MIT professor’s book digs into the eclectic, textually linked reading choices of people in medieval London.
Rafael L. Bras, an internationally respected authority in hydrology, has been appointed head of the Department of Civil Engineering, effective July 1.
He succeeds Professor David H. Marks, who has headed the department since 1985. Professor Marks was recently appointed to direct the School of Engineering's newly established Program in Environmental Engineering Education and Research (PEEER).
The appointment of Professor Bras, who holds the William E. Leonhard Professorship of Engineering, was announced by Dean of Engineering Joel Moses in a letter to department faculty dated May 27.
"I am pleased that Rafael has accepted the position as department head, and I expect that under his leadership the department will continue to develop leading educational and research programs," said Dean Moses, the D.C. Jackson Professor of Computer Science and Engineering.
As a hydrologist, Professor Bras has specialized in the interpretation of natural phenomena as random functions. He has been recognized for his use of modern probabilistic methods in the design of networks to monitor rainfall and river flow, and in rainfall and river discharge forecasting. Presently his interests span the areas of fluvial geomorphology and hydroclimatology.
From 1983 to 1991 Professor Bras was director of MIT's Ralph M. Parsons Laboratory for Water Resources and Hydrodynamics and headed the Water Resources and Environmental Engineering Division of the civil engineering department.
Professor Bras, who holds a joint academic appointment in the Department of Earth, Atmospheric and Planetary Sciences, is associate director of the Center for Global Change Science.

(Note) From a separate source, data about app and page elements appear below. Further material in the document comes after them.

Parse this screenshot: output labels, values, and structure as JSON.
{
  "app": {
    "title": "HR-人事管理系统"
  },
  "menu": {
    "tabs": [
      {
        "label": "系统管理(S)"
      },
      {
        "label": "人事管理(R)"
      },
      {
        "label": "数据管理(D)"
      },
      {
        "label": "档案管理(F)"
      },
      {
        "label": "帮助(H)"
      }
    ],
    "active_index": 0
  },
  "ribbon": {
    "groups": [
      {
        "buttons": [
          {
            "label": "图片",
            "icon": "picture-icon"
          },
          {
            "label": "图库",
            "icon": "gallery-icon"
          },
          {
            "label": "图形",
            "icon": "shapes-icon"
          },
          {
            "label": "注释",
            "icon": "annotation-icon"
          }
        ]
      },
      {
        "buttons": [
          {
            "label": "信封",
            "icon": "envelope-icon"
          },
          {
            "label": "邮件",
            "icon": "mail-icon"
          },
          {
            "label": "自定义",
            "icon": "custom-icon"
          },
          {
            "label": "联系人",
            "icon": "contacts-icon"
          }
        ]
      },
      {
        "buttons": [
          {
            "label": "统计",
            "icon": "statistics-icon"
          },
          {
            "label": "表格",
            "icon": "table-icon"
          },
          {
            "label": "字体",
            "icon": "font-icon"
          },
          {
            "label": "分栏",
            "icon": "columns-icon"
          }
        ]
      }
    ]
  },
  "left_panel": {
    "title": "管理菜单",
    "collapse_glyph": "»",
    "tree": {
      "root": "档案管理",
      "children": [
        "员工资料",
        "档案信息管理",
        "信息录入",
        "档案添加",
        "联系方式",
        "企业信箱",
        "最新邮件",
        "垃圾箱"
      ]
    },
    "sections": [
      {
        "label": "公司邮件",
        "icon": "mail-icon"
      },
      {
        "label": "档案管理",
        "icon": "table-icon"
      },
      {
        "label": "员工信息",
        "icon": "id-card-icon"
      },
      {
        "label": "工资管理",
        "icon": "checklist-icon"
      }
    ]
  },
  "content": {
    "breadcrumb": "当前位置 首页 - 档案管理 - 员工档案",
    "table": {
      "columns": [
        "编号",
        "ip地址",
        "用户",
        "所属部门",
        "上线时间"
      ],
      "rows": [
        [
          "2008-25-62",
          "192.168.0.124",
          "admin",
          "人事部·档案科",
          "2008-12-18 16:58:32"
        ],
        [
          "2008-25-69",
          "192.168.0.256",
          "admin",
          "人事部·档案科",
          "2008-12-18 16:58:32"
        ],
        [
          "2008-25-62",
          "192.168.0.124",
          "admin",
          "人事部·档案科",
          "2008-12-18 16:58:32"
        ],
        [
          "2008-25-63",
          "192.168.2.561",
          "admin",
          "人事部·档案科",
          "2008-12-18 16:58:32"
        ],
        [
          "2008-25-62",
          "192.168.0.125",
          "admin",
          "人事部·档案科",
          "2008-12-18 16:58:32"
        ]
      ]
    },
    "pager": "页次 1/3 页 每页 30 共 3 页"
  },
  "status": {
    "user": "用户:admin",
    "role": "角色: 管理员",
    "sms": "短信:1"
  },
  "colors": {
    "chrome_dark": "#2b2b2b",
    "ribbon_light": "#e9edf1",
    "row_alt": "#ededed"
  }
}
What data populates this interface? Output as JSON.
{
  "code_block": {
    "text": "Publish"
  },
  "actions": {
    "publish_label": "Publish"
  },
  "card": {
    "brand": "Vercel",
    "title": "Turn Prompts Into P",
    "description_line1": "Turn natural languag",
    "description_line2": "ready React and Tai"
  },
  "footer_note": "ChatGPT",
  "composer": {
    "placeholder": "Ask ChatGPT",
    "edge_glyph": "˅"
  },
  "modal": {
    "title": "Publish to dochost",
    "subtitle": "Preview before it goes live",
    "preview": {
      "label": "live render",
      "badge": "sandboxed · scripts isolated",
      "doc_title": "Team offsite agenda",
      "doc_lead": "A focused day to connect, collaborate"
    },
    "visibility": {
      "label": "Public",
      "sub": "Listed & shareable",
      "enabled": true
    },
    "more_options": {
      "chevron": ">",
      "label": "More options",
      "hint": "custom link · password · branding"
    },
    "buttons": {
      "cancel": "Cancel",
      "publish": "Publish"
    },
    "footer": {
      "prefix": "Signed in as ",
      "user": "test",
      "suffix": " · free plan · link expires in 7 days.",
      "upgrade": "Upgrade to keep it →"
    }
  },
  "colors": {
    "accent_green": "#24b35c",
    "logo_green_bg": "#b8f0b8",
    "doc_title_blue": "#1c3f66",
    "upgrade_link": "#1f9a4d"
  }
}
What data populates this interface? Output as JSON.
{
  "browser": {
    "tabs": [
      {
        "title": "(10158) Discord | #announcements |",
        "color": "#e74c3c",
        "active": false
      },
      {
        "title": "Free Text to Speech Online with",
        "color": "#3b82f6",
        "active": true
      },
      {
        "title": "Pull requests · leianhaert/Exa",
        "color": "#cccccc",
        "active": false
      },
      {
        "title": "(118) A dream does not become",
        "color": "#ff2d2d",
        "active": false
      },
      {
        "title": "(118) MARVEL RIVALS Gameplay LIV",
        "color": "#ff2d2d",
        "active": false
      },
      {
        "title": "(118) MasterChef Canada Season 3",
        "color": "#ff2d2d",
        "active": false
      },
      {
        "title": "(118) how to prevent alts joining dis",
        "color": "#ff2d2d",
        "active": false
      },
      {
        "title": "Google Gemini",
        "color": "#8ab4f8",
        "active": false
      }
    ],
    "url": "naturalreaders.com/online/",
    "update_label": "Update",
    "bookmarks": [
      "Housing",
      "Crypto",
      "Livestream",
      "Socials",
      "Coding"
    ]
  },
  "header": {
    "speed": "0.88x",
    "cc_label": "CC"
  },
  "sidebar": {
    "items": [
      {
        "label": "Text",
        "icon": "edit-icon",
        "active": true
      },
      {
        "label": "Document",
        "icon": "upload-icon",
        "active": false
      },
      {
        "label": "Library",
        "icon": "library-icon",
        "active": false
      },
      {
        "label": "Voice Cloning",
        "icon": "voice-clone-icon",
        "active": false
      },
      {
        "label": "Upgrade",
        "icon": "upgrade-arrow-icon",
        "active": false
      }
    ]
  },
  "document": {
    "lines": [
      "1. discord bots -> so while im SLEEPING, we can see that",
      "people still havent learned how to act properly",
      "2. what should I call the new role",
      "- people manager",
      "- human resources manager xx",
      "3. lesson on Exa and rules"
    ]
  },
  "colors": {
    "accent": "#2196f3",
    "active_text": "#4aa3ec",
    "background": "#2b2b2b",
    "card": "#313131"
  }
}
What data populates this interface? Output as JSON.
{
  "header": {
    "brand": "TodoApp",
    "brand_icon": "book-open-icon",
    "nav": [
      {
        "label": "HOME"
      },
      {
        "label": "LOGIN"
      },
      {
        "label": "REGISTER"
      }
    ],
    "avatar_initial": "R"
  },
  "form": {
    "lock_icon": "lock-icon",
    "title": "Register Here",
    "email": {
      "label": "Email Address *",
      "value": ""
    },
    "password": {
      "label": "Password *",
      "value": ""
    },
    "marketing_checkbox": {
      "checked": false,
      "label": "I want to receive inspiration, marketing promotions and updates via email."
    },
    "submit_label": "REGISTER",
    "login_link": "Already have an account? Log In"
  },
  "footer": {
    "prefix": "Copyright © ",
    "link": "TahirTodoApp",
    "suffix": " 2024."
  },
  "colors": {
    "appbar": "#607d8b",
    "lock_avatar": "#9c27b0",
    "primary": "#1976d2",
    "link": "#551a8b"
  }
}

He has been a member of the faculty since 1976 and holds three degrees from MIT, the SB and SM in civil engineering (1972 and 1974) and the ScD in water resources (1975). He was an assistant professor at the University of Puerto Rico before coming to MIT and has held visiting appointments at Universidad Simon Bolivar (Venezuela), International Institute for Applied Systems Analysis (Austria), 1982-83, and the University of Iowa, 1989-90.
He is the author of two textbooks and three symposia proceedings and has written 67 refereed journal articles in hydrology, hydrometeorology and hydroclimatology.
He has been a member of the editorial boards of the Journal of Hydrology and Water Resources Research. From 1989-91 he served as an advisory board member for the National Science Foundation's Engineering Directorate. He is a member of the National Research Council's Board on Atmospheric Sciences and Climate, a member of the advisory subcommittee for NASA's Earth Sciences and Applications Division, and was a member of the Committee on Hydrology of the American Meteorological Society from 1988-90.
In June he will receive an honorary degree from the University of Perugia, Italy. Other honors include the Macelwane Award for significant contributions to the geosciences and the Horton Award, both from the American Geophysical Union (1982), a Guggenheim Fellow (1982) and the Winslow Career Development chair at MIT (1979-82).
A version of this article appeared in the June 3, 1992 issue of MIT Tech Talk (Volume 36, Number 33).